Task prompt | The full data, repeated exactly, is the only answer needed.

Information |

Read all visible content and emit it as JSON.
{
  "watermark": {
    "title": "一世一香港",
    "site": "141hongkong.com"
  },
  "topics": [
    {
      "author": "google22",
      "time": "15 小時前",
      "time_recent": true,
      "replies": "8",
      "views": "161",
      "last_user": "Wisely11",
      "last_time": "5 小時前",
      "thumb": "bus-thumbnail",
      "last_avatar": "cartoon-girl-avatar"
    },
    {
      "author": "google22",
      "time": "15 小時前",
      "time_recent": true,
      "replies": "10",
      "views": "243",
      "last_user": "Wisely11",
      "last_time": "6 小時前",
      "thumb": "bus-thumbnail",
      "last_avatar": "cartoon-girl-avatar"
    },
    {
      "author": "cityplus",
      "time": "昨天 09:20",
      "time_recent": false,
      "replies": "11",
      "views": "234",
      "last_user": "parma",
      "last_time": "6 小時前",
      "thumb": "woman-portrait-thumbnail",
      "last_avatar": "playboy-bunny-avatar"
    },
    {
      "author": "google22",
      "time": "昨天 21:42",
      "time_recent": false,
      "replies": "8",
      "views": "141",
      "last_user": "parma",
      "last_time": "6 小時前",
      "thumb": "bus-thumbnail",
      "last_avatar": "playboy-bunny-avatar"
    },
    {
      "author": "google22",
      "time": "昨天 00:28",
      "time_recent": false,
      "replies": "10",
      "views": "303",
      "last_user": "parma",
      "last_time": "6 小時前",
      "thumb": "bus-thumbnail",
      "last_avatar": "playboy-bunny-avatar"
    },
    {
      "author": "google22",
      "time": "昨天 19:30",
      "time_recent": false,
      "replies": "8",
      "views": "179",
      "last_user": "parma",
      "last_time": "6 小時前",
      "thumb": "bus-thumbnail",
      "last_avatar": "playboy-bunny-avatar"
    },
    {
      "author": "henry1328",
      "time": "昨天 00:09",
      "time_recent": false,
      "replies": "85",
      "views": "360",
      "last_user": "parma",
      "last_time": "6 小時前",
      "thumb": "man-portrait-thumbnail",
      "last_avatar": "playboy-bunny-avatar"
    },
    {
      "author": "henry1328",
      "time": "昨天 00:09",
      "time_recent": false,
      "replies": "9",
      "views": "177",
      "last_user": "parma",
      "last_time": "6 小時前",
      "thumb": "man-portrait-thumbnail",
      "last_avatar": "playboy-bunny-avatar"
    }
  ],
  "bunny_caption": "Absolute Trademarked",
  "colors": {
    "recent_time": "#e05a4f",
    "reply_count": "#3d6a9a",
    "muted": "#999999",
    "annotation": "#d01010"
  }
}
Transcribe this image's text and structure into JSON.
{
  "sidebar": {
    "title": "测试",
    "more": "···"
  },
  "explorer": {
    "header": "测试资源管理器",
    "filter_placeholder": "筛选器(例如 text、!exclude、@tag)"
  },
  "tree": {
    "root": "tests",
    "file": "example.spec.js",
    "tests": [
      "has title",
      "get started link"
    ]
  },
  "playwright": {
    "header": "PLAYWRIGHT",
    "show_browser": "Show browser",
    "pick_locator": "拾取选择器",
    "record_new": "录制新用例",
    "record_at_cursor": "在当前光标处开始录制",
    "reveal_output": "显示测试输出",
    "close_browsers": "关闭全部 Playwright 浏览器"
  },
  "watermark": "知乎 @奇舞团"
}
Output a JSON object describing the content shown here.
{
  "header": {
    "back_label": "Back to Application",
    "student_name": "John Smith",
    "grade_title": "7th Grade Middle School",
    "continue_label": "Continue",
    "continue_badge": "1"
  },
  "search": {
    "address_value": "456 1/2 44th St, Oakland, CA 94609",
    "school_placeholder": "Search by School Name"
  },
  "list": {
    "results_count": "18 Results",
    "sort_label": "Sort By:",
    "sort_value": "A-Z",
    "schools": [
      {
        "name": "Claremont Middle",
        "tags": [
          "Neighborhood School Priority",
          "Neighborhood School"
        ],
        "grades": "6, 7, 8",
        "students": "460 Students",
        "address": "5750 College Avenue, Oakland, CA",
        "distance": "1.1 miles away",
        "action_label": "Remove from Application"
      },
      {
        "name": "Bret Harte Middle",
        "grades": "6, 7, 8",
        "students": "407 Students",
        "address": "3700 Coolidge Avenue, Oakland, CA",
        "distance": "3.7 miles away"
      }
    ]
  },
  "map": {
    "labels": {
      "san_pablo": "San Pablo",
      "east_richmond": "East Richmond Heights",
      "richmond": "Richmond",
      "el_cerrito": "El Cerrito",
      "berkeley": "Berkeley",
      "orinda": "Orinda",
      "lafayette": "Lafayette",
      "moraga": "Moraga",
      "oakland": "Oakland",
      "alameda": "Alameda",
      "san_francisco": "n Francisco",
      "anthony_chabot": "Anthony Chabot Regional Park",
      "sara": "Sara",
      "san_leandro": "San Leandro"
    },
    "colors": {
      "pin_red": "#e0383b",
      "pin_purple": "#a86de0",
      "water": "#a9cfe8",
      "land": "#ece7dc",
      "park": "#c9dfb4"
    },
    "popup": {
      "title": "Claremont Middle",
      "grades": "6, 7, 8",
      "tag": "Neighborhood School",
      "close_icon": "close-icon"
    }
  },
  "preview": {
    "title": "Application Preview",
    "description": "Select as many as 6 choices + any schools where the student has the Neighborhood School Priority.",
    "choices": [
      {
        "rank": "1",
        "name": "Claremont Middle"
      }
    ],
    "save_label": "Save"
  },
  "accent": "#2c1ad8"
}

Solution for this task |
Read all visible content and emit it as JSON.
{
  "watermark": {
    "title": "一世一香港",
    "site": "141hongkong.com"
  },
  "topics": [
    {
      "author": "google22",
      "time": "15 小時前",
      "time_recent": true,
      "replies": "8",
      "views": "161",
      "last_user": "Wisely11",
      "last_time": "5 小時前",
      "thumb": "bus-thumbnail",
      "last_avatar": "cartoon-girl-avatar"
    },
    {
      "author": "google22",
      "time": "15 小時前",
      "time_recent": true,
      "replies": "10",
      "views": "243",
      "last_user": "Wisely11",
      "last_time": "6 小時前",
      "thumb": "bus-thumbnail",
      "last_avatar": "cartoon-girl-avatar"
    },
    {
      "author": "cityplus",
      "time": "昨天 09:20",
      "time_recent": false,
      "replies": "11",
      "views": "234",
      "last_user": "parma",
      "last_time": "6 小時前",
      "thumb": "woman-portrait-thumbnail",
      "last_avatar": "playboy-bunny-avatar"
    },
    {
      "author": "google22",
      "time": "昨天 21:42",
      "time_recent": false,
      "replies": "8",
      "views": "141",
      "last_user": "parma",
      "last_time": "6 小時前",
      "thumb": "bus-thumbnail",
      "last_avatar": "playboy-bunny-avatar"
    },
    {
      "author": "google22",
      "time": "昨天 00:28",
      "time_recent": false,
      "replies": "10",
      "views": "303",
      "last_user": "parma",
      "last_time": "6 小時前",
      "thumb": "bus-thumbnail",
      "last_avatar": "playboy-bunny-avatar"
    },
    {
      "author": "google22",
      "time": "昨天 19:30",
      "time_recent": false,
      "replies": "8",
      "views": "179",
      "last_user": "parma",
      "last_time": "6 小時前",
      "thumb": "bus-thumbnail",
      "last_avatar": "playboy-bunny-avatar"
    },
    {
      "author": "henry1328",
      "time": "昨天 00:09",
      "time_recent": false,
      "replies": "85",
      "views": "360",
      "last_user": "parma",
      "last_time": "6 小時前",
      "thumb": "man-portrait-thumbnail",
      "last_avatar": "playboy-bunny-avatar"
    },
    {
      "author": "henry1328",
      "time": "昨天 00:09",
      "time_recent": false,
      "replies": "9",
      "views": "177",
      "last_user": "parma",
      "last_time": "6 小時前",
      "thumb": "man-portrait-thumbnail",
      "last_avatar": "playboy-bunny-avatar"
    }
  ],
  "bunny_caption": "Absolute Trademarked",
  "colors": {
    "recent_time": "#e05a4f",
    "reply_count": "#3d6a9a",
    "muted": "#999999",
    "annotation": "#d01010"
  }
}
Transcribe this image's text and structure into JSON.
{
  "sidebar": {
    "title": "测试",
    "more": "···"
  },
  "explorer": {
    "header": "测试资源管理器",
    "filter_placeholder": "筛选器(例如 text、!exclude、@tag)"
  },
  "tree": {
    "root": "tests",
    "file": "example.spec.js",
    "tests": [
      "has title",
      "get started link"
    ]
  },
  "playwright": {
    "header": "PLAYWRIGHT",
    "show_browser": "Show browser",
    "pick_locator": "拾取选择器",
    "record_new": "录制新用例",
    "record_at_cursor": "在当前光标处开始录制",
    "reveal_output": "显示测试输出",
    "close_browsers": "关闭全部 Playwright 浏览器"
  },
  "watermark": "知乎 @奇舞团"
}
Output a JSON object describing the content shown here.
{
  "header": {
    "back_label": "Back to Application",
    "student_name": "John Smith",
    "grade_title": "7th Grade Middle School",
    "continue_label": "Continue",
    "continue_badge": "1"
  },
  "search": {
    "address_value": "456 1/2 44th St, Oakland, CA 94609",
    "school_placeholder": "Search by School Name"
  },
  "list": {
    "results_count": "18 Results",
    "sort_label": "Sort By:",
    "sort_value": "A-Z",
    "schools": [
      {
        "name": "Claremont Middle",
        "tags": [
          "Neighborhood School Priority",
          "Neighborhood School"
        ],
        "grades": "6, 7, 8",
        "students": "460 Students",
        "address": "5750 College Avenue, Oakland, CA",
        "distance": "1.1 miles away",
        "action_label": "Remove from Application"
      },
      {
        "name": "Bret Harte Middle",
        "grades": "6, 7, 8",
        "students": "407 Students",
        "address": "3700 Coolidge Avenue, Oakland, CA",
        "distance": "3.7 miles away"
      }
    ]
  },
  "map": {
    "labels": {
      "san_pablo": "San Pablo",
      "east_richmond": "East Richmond Heights",
      "richmond": "Richmond",
      "el_cerrito": "El Cerrito",
      "berkeley": "Berkeley",
      "orinda": "Orinda",
      "lafayette": "Lafayette",
      "moraga": "Moraga",
      "oakland": "Oakland",
      "alameda": "Alameda",
      "san_francisco": "n Francisco",
      "anthony_chabot": "Anthony Chabot Regional Park",
      "sara": "Sara",
      "san_leandro": "San Leandro"
    },
    "colors": {
      "pin_red": "#e0383b",
      "pin_purple": "#a86de0",
      "water": "#a9cfe8",
      "land": "#ece7dc",
      "park": "#c9dfb4"
    },
    "popup": {
      "title": "Claremont Middle",
      "grades": "6, 7, 8",
      "tag": "Neighborhood School",
      "close_icon": "close-icon"
    }
  },
  "preview": {
    "title": "Application Preview",
    "description": "Select as many as 6 choices + any schools where the student has the Neighborhood School Priority.",
    "choices": [
      {
        "rank": "1",
        "name": "Claremont Middle"
      }
    ],
    "save_label": "Save"
  },
  "accent": "#2c1ad8"
}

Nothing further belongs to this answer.